#### What this task involves:
For the entries that follow, produce an exact copy with no pictures in it.

Records from a data source:
☆ ☆ ☆
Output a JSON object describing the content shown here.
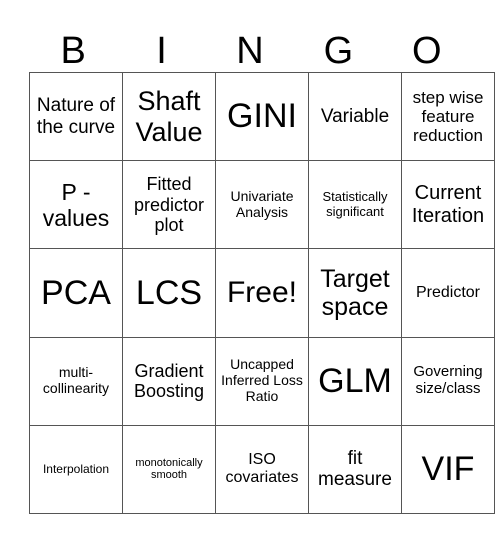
{
  "header": {
    "letters": [
      "B",
      "I",
      "N",
      "G",
      "O"
    ]
  },
  "grid": {
    "rows": [
      [
        {
          "text": "Nature of the curve",
          "size": 19
        },
        {
          "text": "Shaft Value",
          "size": 27
        },
        {
          "text": "GINI",
          "size": 34
        },
        {
          "text": "Variable",
          "size": 19
        },
        {
          "text": "step wise feature reduction",
          "size": 17
        }
      ],
      [
        {
          "text": "P - values",
          "size": 23
        },
        {
          "text": "Fitted predictor plot",
          "size": 18
        },
        {
          "text": "Univariate Analysis",
          "size": 14
        },
        {
          "text": "Statistically significant",
          "size": 13
        },
        {
          "text": "Current Iteration",
          "size": 20
        }
      ],
      [
        {
          "text": "PCA",
          "size": 34
        },
        {
          "text": "LCS",
          "size": 34
        },
        {
          "text": "Free!",
          "size": 30
        },
        {
          "text": "Target space",
          "size": 25
        },
        {
          "text": "Predictor",
          "size": 16
        }
      ],
      [
        {
          "text": "multi-collinearity",
          "size": 14
        },
        {
          "text": "Gradient Boosting",
          "size": 18
        },
        {
          "text": "Uncapped Inferred Loss Ratio",
          "size": 14
        },
        {
          "text": "GLM",
          "size": 34
        },
        {
          "text": "Governing size/class",
          "size": 15
        }
      ],
      [
        {
          "text": "Interpolation",
          "size": 12
        },
        {
          "text": "monotonically smooth",
          "size": 11
        },
        {
          "text": "ISO covariates",
          "size": 16
        },
        {
          "text": "fit measure",
          "size": 19
        },
        {
          "text": "VIF",
          "size": 34
        }
      ]
    ]
  }
}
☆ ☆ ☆
#### Exercise response:
Output a JSON object describing the content shown here.
{
  "header": {
    "letters": [
      "B",
      "I",
      "N",
      "G",
      "O"
    ]
  },
  "grid": {
    "rows": [
      [
        {
          "text": "Nature of the curve",
          "size": 19
        },
        {
          "text": "Shaft Value",
          "size": 27
        },
        {
          "text": "GINI",
          "size": 34
        },
        {
          "text": "Variable",
          "size": 19
        },
        {
          "text": "step wise feature reduction",
          "size": 17
        }
      ],
      [
        {
          "text": "P - values",
          "size": 23
        },
        {
          "text": "Fitted predictor plot",
          "size": 18
        },
        {
          "text": "Univariate Analysis",
          "size": 14
        },
        {
          "text": "Statistically significant",
          "size": 13
        },
        {
          "text": "Current Iteration",
          "size": 20
        }
      ],
      [
        {
          "text": "PCA",
          "size": 34
        },
        {
          "text": "LCS",
          "size": 34
        },
        {
          "text": "Free!",
          "size": 30
        },
        {
          "text": "Target space",
          "size": 25
        },
        {
          "text": "Predictor",
          "size": 16
        }
      ],
      [
        {
          "text": "multi-collinearity",
          "size": 14
        },
        {
          "text": "Gradient Boosting",
          "size": 18
        },
        {
          "text": "Uncapped Inferred Loss Ratio",
          "size": 14
        },
        {
          "text": "GLM",
          "size": 34
        },
        {
          "text": "Governing size/class",
          "size": 15
        }
      ],
      [
        {
          "text": "Interpolation",
          "size": 12
        },
        {
          "text": "monotonically smooth",
          "size": 11
        },
        {
          "text": "ISO covariates",
          "size": 16
        },
        {
          "text": "fit measure",
          "size": 19
        },
        {
          "text": "VIF",
          "size": 34
        }
      ]
    ]
  }
}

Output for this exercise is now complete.